◆ Website and app data records

⟨

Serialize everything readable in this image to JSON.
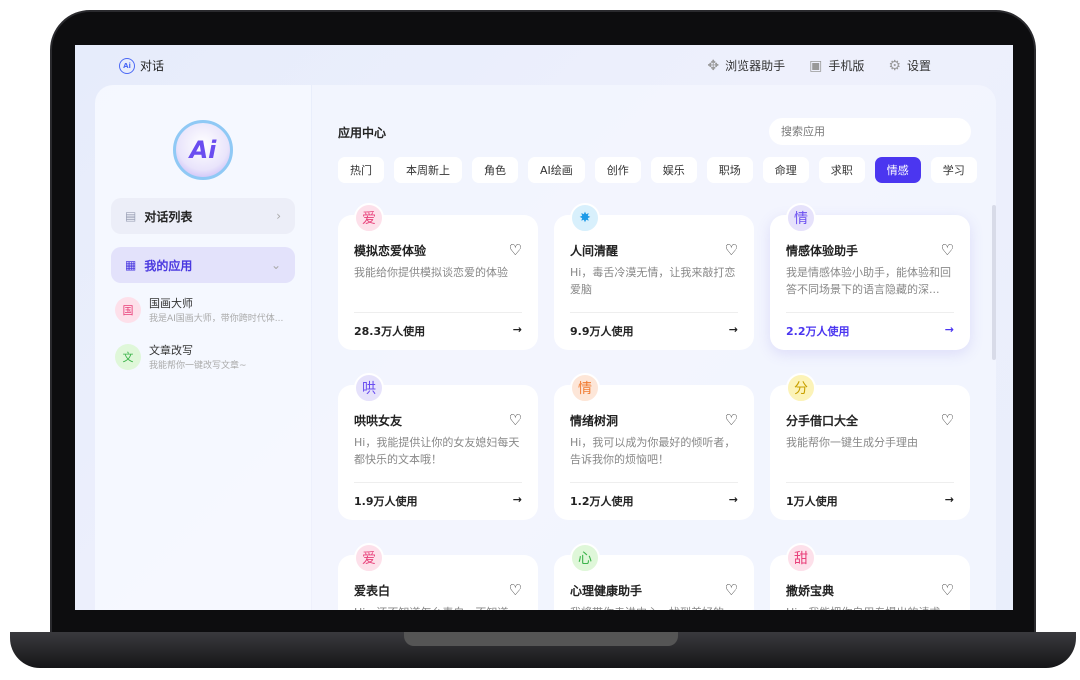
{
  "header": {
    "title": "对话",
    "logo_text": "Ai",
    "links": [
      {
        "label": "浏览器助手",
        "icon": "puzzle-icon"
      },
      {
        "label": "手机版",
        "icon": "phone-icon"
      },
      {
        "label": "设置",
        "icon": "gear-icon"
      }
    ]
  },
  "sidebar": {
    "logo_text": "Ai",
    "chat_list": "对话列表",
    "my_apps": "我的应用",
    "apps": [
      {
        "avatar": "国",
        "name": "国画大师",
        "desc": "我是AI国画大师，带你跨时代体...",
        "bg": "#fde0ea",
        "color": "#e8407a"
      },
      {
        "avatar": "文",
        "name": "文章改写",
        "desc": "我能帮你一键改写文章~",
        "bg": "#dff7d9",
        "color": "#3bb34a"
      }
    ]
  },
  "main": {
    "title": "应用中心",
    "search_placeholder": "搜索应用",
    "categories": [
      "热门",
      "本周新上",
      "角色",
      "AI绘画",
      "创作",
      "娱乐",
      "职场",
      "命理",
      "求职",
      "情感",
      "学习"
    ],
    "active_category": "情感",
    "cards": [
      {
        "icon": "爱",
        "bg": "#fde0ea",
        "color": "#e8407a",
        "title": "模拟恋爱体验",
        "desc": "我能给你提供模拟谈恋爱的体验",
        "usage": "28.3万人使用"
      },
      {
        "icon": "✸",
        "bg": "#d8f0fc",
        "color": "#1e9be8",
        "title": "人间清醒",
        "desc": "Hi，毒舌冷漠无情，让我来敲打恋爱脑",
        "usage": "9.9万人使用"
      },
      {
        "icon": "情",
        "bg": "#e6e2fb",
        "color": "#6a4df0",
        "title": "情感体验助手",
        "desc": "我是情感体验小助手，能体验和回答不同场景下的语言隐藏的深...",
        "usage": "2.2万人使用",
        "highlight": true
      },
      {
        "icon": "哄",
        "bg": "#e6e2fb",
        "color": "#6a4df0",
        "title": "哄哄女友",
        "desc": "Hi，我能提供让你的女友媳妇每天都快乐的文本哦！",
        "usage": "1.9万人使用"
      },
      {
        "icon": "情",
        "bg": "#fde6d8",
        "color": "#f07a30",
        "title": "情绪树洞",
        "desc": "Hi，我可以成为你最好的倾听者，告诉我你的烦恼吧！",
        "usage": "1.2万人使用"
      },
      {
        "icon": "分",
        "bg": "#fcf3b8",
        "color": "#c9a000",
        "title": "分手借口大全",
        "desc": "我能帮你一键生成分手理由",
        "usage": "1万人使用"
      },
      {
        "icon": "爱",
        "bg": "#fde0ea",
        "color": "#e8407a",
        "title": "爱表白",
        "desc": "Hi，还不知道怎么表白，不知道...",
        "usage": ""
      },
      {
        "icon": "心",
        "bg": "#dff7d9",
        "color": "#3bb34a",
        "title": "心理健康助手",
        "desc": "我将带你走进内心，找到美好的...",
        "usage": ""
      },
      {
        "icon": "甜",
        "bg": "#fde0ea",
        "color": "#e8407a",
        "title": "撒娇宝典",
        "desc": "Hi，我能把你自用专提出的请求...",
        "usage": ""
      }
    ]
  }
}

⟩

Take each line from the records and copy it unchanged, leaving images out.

◆ Response to this task
Serialize everything readable in this image to JSON.
{
  "header": {
    "title": "对话",
    "logo_text": "Ai",
    "links": [
      {
        "label": "浏览器助手",
        "icon": "puzzle-icon"
      },
      {
        "label": "手机版",
        "icon": "phone-icon"
      },
      {
        "label": "设置",
        "icon": "gear-icon"
      }
    ]
  },
  "sidebar": {
    "logo_text": "Ai",
    "chat_list": "对话列表",
    "my_apps": "我的应用",
    "apps": [
      {
        "avatar": "国",
        "name": "国画大师",
        "desc": "我是AI国画大师，带你跨时代体...",
        "bg": "#fde0ea",
        "color": "#e8407a"
      },
      {
        "avatar": "文",
        "name": "文章改写",
        "desc": "我能帮你一键改写文章~",
        "bg": "#dff7d9",
        "color": "#3bb34a"
      }
    ]
  },
  "main": {
    "title": "应用中心",
    "search_placeholder": "搜索应用",
    "categories": [
      "热门",
      "本周新上",
      "角色",
      "AI绘画",
      "创作",
      "娱乐",
      "职场",
      "命理",
      "求职",
      "情感",
      "学习"
    ],
    "active_category": "情感",
    "cards": [
      {
        "icon": "爱",
        "bg": "#fde0ea",
        "color": "#e8407a",
        "title": "模拟恋爱体验",
        "desc": "我能给你提供模拟谈恋爱的体验",
        "usage": "28.3万人使用"
      },
      {
        "icon": "✸",
        "bg": "#d8f0fc",
        "color": "#1e9be8",
        "title": "人间清醒",
        "desc": "Hi，毒舌冷漠无情，让我来敲打恋爱脑",
        "usage": "9.9万人使用"
      },
      {
        "icon": "情",
        "bg": "#e6e2fb",
        "color": "#6a4df0",
        "title": "情感体验助手",
        "desc": "我是情感体验小助手，能体验和回答不同场景下的语言隐藏的深...",
        "usage": "2.2万人使用",
        "highlight": true
      },
      {
        "icon": "哄",
        "bg": "#e6e2fb",
        "color": "#6a4df0",
        "title": "哄哄女友",
        "desc": "Hi，我能提供让你的女友媳妇每天都快乐的文本哦！",
        "usage": "1.9万人使用"
      },
      {
        "icon": "情",
        "bg": "#fde6d8",
        "color": "#f07a30",
        "title": "情绪树洞",
        "desc": "Hi，我可以成为你最好的倾听者，告诉我你的烦恼吧！",
        "usage": "1.2万人使用"
      },
      {
        "icon": "分",
        "bg": "#fcf3b8",
        "color": "#c9a000",
        "title": "分手借口大全",
        "desc": "我能帮你一键生成分手理由",
        "usage": "1万人使用"
      },
      {
        "icon": "爱",
        "bg": "#fde0ea",
        "color": "#e8407a",
        "title": "爱表白",
        "desc": "Hi，还不知道怎么表白，不知道...",
        "usage": ""
      },
      {
        "icon": "心",
        "bg": "#dff7d9",
        "color": "#3bb34a",
        "title": "心理健康助手",
        "desc": "我将带你走进内心，找到美好的...",
        "usage": ""
      },
      {
        "icon": "甜",
        "bg": "#fde0ea",
        "color": "#e8407a",
        "title": "撒娇宝典",
        "desc": "Hi，我能把你自用专提出的请求...",
        "usage": ""
      }
    ]
  }
}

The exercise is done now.